On the surface, Holligan's progression seems to have been achieved without effort. In reality, his development has been far from smooth. Turning professional in 1987, he joined the Belfast manager Barney Eastwood in what proved to be a stormy and unhappy relationship.

Holligan is reluctant to discuss details about his time in Northern Ireland, but appears not only to have had difficulty settling in Belfast, but also to have found his manager to be distant and aloof.

'I always had the impression that Eastwood didn't think I was going anywhere,' he said. 'The low point came when he tried to send me to Denmark as a sparring partner. That's when I knew I had to do something about it.'

The result was that Holligan was inactive for almost a year while waiting for his contract with Eastwood to expire. Once free of his obligations, he elected to join a long-time admirer of his craftsmanship, Mickey Duff.

'I was sorry to have missed him when he signed with Eastwood,' Duff said. 'Andy is blessed with plenty of natural skills, he's a big light-welter, a good chin, very strong at the weight, and most of the time he has a good attitude.'

Most of the time? 'He's better than he was, but Andy's the type of guy who'll pull out of a fight because he doesn't feel right. He's very honest about it. He'll simply say he doesn't feel like fighting. If he ever gets to the level I think he's capable of, that could be a problem, but I sense that he's maturing and growing out of it.'

Holligan requires the incentive of an important contest to bring out his best. 'I need something to scare me, give me motivation,' he said. 'When I'm training for a title fight I'll set the alarm early and go out for a run.
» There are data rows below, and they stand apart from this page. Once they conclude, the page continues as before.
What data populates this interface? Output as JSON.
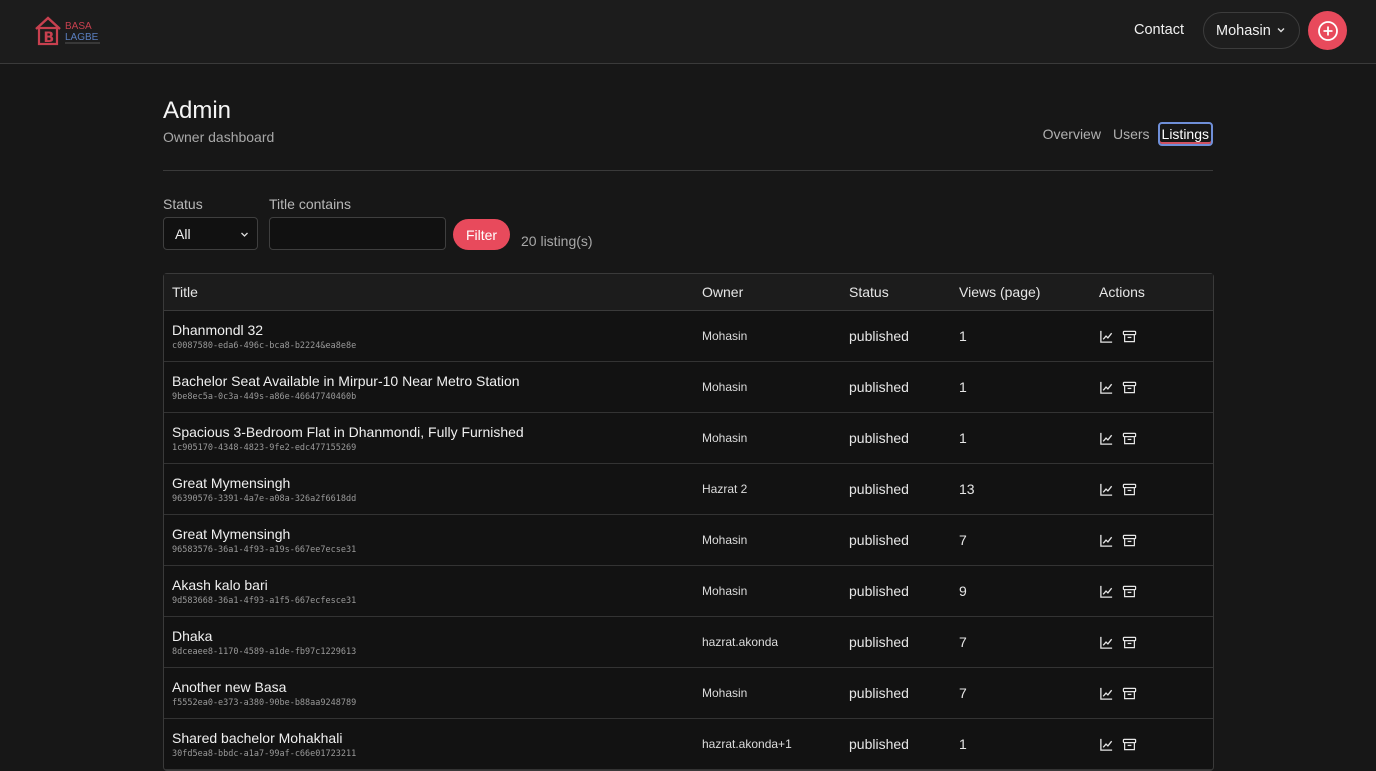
{
  "header": {
    "logo_text_top": "BASA",
    "logo_text_bottom": "LAGBE",
    "contact_label": "Contact",
    "user_name": "Mohasin",
    "brand_color": "#e84a5c"
  },
  "page": {
    "title": "Admin",
    "subtitle": "Owner dashboard",
    "tabs": [
      {
        "label": "Overview",
        "active": false
      },
      {
        "label": "Users",
        "active": false
      },
      {
        "label": "Listings",
        "active": true
      }
    ]
  },
  "filters": {
    "status_label": "Status",
    "status_value": "All",
    "title_label": "Title contains",
    "title_value": "",
    "filter_button": "Filter",
    "count_text": "20 listing(s)"
  },
  "table": {
    "columns": [
      "Title",
      "Owner",
      "Status",
      "Views (page)",
      "Actions"
    ],
    "rows": [
      {
        "title": "Dhanmondl 32",
        "id": "c0087580-eda6-496c-bca8-b2224&ea8e8e",
        "owner": "Mohasin",
        "status": "published",
        "views": "1"
      },
      {
        "title": "Bachelor Seat Available in Mirpur-10 Near Metro Station",
        "id": "9be8ec5a-0c3a-449s-a86e-46647740460b",
        "owner": "Mohasin",
        "status": "published",
        "views": "1"
      },
      {
        "title": "Spacious 3-Bedroom Flat in Dhanmondi, Fully Furnished",
        "id": "1c905170-4348-4823-9fe2-edc477155269",
        "owner": "Mohasin",
        "status": "published",
        "views": "1"
      },
      {
        "title": "Great Mymensingh",
        "id": "96390576-3391-4a7e-a08a-326a2f6618dd",
        "owner": "Hazrat 2",
        "status": "published",
        "views": "13"
      },
      {
        "title": "Great Mymensingh",
        "id": "96583576-36a1-4f93-a19s-667ee7ecse31",
        "owner": "Mohasin",
        "status": "published",
        "views": "7"
      },
      {
        "title": "Akash kalo bari",
        "id": "9d583668-36a1-4f93-a1f5-667ecfesce31",
        "owner": "Mohasin",
        "status": "published",
        "views": "9"
      },
      {
        "title": "Dhaka",
        "id": "8dceaee8-1170-4589-a1de-fb97c1229613",
        "owner": "hazrat.akonda",
        "status": "published",
        "views": "7"
      },
      {
        "title": "Another new Basa",
        "id": "f5552ea0-e373-a380-90be-b88aa9248789",
        "owner": "Mohasin",
        "status": "published",
        "views": "7"
      },
      {
        "title": "Shared bachelor Mohakhali",
        "id": "30fd5ea8-bbdc-a1a7-99af-c66e01723211",
        "owner": "hazrat.akonda+1",
        "status": "published",
        "views": "1"
      }
    ],
    "action_icons": [
      "chart-line-icon",
      "archive-icon"
    ]
  }
}
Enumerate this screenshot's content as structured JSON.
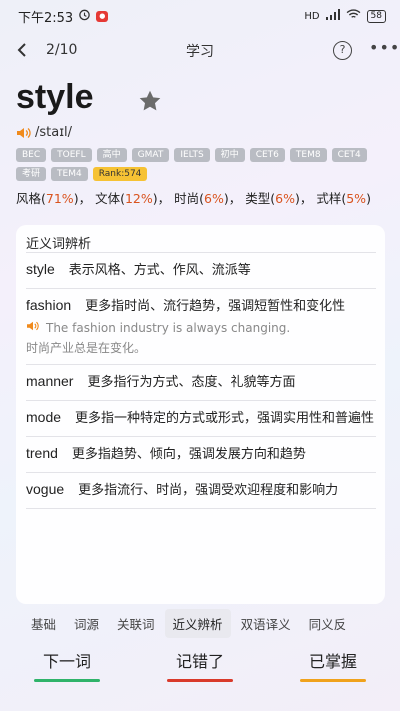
{
  "status": {
    "time": "下午2:53",
    "network": "HD",
    "battery": "58"
  },
  "nav": {
    "page": "2/10",
    "title": "学习"
  },
  "word": {
    "text": "style",
    "phonetic": "/staɪl/"
  },
  "tags": [
    "BEC",
    "TOEFL",
    "高中",
    "GMAT",
    "IELTS",
    "初中",
    "CET6",
    "TEM8",
    "CET4",
    "考研",
    "TEM4"
  ],
  "rank": "Rank:574",
  "frequency": [
    {
      "label": "风格(",
      "pct": "71%",
      "tail": ")，"
    },
    {
      "label": "文体(",
      "pct": "12%",
      "tail": ")，"
    },
    {
      "label": "时尚(",
      "pct": "6%",
      "tail": ")，"
    },
    {
      "label": "类型(",
      "pct": "6%",
      "tail": ")，"
    },
    {
      "label": "式样(",
      "pct": "5%",
      "tail": ")"
    }
  ],
  "synonyms": {
    "title": "近义词辨析",
    "items": [
      {
        "word": "style",
        "desc": "表示风格、方式、作风、流派等"
      },
      {
        "word": "fashion",
        "desc": "更多指时尚、流行趋势，强调短暂性和变化性",
        "example_en": "The fashion industry is always changing.",
        "example_zh": "时尚产业总是在变化。"
      },
      {
        "word": "manner",
        "desc": "更多指行为方式、态度、礼貌等方面"
      },
      {
        "word": "mode",
        "desc": "更多指一种特定的方式或形式，强调实用性和普遍性"
      },
      {
        "word": "trend",
        "desc": "更多指趋势、倾向，强调发展方向和趋势"
      },
      {
        "word": "vogue",
        "desc": "更多指流行、时尚，强调受欢迎程度和影响力"
      }
    ]
  },
  "tabs": [
    "基础",
    "词源",
    "关联词",
    "近义辨析",
    "双语译义",
    "同义反"
  ],
  "active_tab": "近义辨析",
  "actions": [
    {
      "label": "下一词",
      "color": "#2fb36a"
    },
    {
      "label": "记错了",
      "color": "#d93a2b"
    },
    {
      "label": "已掌握",
      "color": "#f0a21c"
    }
  ],
  "colors": {
    "accent": "#d9531e",
    "speaker": "#f08a1c"
  }
}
But in the past, when there's been nothing on the line, I'll just turn it off and go back to sleep.'

Since winning his titles against Ekubia, his work has veered erratically between the outstanding and the ponderous. Defences against Tony McKenzie, Steve Larrimore and a return with Ekubia have seen him at his most irresistible: all three bouts ended with decisive knock-outs.

In contrast, his two most recent outings have been laboured points verdicts over imported American journeymen, Dwayne Swift and Mark Smith.

'They were mediocre opponents, and I should have had them out of there in two or three rounds,' he said. 'It's my fault that didn't happen because I neglected my training. When I saw a tape of the last fight, it was so embarrassing, I knew I had to change my attitude. Believe me, it won't happen again.'

Evidence of this growing maturity can be found in Holligan's more businesslike approach to his career. According to Duff, the fighter is no lightweight when it comes to financial discussions. Given the choice between fame and fortune, Holligan is certain of his position. 'I'm not interested in becoming famous,' he said. 'I hope this doesn't sound bad, but I'm in boxing for the money. As far as I'm concerned it's just a job, and as I've never done anything else, I have to make a go of it.'

If Holligan can consistently ally this new professional attitude to his already abundant technical and physical attributes, the European title should soon be his. As broader horizons and more substantial pay cheques come into focus, maintaining the required motivation should present few problems for a fighter who is now sure of what he wants.

(Photograph omitted)